Acting as the administrator of the estate of the appellee's deceased husband, the appellant brought this action to prevent the appellee from collecting the proceeds of several insurance policies on the deceased's life. The appellant contends that the appellee killed her husband by an act of murder or voluntary manslaughter and that she is thus barred under Code Ann. 56-2506 (Ga. L. 1960, pp. 289, 687) from receiving the insurance benefits. The appellee was indicted for murder but was found guilty of involuntary manslaughter as a lesser included offense. In this appeal from the grant of the appellee's motion for summary judgment, we are called upon to determine whether a certified copy of the involuntary manslaughter conviction could be considered as evidence that the appellee was innocent of an intentional homicide. Held:
"The general rule in this country is that the record in a criminal prosecution is no bar to a subsequent civil action arising from the same occurrence, and is not competent evidence in the civil action. [Cit.] This is the rule in Georgia [Cits.] The reasons for the rule were enunciated in [ Cottingham v. Weeks, 54 Ga. 275 (1875)

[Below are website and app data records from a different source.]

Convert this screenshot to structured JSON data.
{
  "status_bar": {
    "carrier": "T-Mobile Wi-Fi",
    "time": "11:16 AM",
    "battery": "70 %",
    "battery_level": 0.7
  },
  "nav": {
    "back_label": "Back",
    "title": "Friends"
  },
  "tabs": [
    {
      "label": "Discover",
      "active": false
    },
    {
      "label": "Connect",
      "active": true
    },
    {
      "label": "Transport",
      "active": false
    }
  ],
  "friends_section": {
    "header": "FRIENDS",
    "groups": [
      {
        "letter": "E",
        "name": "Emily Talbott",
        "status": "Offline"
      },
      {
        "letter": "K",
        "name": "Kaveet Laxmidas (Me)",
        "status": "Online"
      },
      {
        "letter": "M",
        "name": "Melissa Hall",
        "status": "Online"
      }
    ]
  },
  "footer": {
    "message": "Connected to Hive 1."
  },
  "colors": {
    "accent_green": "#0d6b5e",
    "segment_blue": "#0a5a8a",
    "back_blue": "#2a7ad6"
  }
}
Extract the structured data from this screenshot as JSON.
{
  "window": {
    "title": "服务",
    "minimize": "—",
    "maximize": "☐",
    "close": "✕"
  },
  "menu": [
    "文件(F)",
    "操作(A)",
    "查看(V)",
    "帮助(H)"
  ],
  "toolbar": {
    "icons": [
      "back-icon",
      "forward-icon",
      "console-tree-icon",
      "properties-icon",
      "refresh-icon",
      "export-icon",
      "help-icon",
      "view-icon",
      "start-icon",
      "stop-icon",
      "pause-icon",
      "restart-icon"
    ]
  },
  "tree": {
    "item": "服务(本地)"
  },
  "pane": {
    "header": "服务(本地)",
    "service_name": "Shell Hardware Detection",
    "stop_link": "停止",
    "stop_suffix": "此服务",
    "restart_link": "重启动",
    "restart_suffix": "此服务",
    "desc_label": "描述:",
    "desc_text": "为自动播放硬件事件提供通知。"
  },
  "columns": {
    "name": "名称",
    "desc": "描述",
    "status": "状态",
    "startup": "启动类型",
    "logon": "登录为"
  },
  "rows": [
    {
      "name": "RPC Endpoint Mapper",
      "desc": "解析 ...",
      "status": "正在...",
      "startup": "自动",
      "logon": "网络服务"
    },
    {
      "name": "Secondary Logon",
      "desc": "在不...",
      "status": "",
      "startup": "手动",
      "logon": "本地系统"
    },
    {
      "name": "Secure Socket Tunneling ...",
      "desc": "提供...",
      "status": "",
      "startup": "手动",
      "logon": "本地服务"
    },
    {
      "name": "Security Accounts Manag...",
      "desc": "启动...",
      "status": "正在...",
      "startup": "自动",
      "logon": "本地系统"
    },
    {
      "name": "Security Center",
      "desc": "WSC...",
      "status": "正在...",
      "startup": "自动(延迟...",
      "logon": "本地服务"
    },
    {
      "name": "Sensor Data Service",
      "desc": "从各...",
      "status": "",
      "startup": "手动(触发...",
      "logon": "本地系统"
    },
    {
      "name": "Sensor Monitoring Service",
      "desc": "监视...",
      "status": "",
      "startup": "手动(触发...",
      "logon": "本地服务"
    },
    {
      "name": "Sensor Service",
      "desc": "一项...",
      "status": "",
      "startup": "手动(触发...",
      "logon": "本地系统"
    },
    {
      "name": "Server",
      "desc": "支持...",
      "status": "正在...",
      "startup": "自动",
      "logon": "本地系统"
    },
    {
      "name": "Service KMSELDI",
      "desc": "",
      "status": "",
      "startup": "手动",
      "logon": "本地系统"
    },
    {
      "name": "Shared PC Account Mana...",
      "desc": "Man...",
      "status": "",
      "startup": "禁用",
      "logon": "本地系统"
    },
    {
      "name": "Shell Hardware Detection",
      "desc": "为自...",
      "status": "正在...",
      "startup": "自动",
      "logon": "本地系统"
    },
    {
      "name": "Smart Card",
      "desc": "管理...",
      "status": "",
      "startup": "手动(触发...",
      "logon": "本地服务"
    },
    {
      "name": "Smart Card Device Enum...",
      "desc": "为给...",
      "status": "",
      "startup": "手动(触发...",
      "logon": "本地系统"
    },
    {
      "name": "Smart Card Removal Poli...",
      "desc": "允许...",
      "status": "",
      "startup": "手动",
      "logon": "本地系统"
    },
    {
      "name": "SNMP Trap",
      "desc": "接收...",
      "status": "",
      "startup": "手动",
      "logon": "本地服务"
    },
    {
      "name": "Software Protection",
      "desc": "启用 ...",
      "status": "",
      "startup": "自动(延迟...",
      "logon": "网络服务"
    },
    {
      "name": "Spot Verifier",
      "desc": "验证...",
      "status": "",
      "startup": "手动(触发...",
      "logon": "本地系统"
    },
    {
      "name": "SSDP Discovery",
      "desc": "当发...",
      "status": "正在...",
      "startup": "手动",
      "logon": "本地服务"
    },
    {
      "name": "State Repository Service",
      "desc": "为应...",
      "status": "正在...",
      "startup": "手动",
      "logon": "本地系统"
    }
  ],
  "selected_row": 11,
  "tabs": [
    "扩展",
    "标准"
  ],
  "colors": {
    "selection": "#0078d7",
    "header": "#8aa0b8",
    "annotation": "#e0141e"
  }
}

] as follows: 'It (the subsequent civil action) is not between the same parties; different rules, as to the competency of witnesses and as to the weight of evidence necessary to the finding, exist. Besides, the present plaintiff was in no sense a party (to the criminal prosecution); she had not part nor lot in it; she could not even examine or cross-examine a witness.' " Webb v. McDaniel, 218 Ga. 366
, 368 (127 SE2d 900
An exception to this rule is established by the following language from Code 56-2506, supra: "No person who commits murder or voluntary manslaughter and no person who conspires with another to commit murder shall receive any benefits from any insurance policy on the life of the deceased even though the person so killing or conspiring be named beneficiary in such an insurance policy. A plea of guilty or a judicial finding of guilt, not reversed or otherwise set aside as to any such crimes shall be prima facie evidence of guilt under this section . . ." (Emphasis supplied.) The appellee contends that by implication this statute renders her conviction for involuntary manslaughter admissible as prima facie evidence of her innocence of the greater offenses.
We reject this construction of the statute for several reasons. In the first place, it violates the statutory construction maxim, "expressio unius est exclusio alterius" -- the expression of one thing implies the exclusion of another. Had the General Assembly intended to permit the introduction of the result in a criminal case as evidence of innocence in the civil action, it is reasonable to assume that the statute would contain specific language to that effect. Instead, the statute refers only to pleas of guilty and judicial findings of guilt and provides that they shall be admissible only as evidence of guilt. Furthermore, to interpret the term "judicial finding of guilt" as applicable to a conviction of involuntary manslaughter, so as to render such a conviction admissible as evidence that no greater offense was committed, would give an advantage to one convicted of involuntary manslaughter not shared by one acquitted of all criminal charges arising out of the insured's death. Such a result could only be characterized as irrational. Finally, there is a compelling reason for permitting the admission of a conviction as evidence of guilt while not permitting the admission of an acquittal as evidence of innocence, viz: The burden of proof in a criminal case is greater than in a civil case. Thus, while it may be presumed that evidence sufficient to convict beyond a reasonable doubt would also support a finding of guilt under the preponderance of evidence standard applicable in civil cases, it does not follow that an acquittal under the criminal standard would demand a finding of innocence under the civil one. See Webb v. McDaniel, supra, at 368. For these reasons, we hold that the trial court erred in accepting the appellee's conviction for involuntary manslaughter as prima facie evidence in this case that she did not commit murder or voluntary manslaughter. The grant of summary judgment in her favor is accordingly reversed.
E. Marcus Davis, for appellee.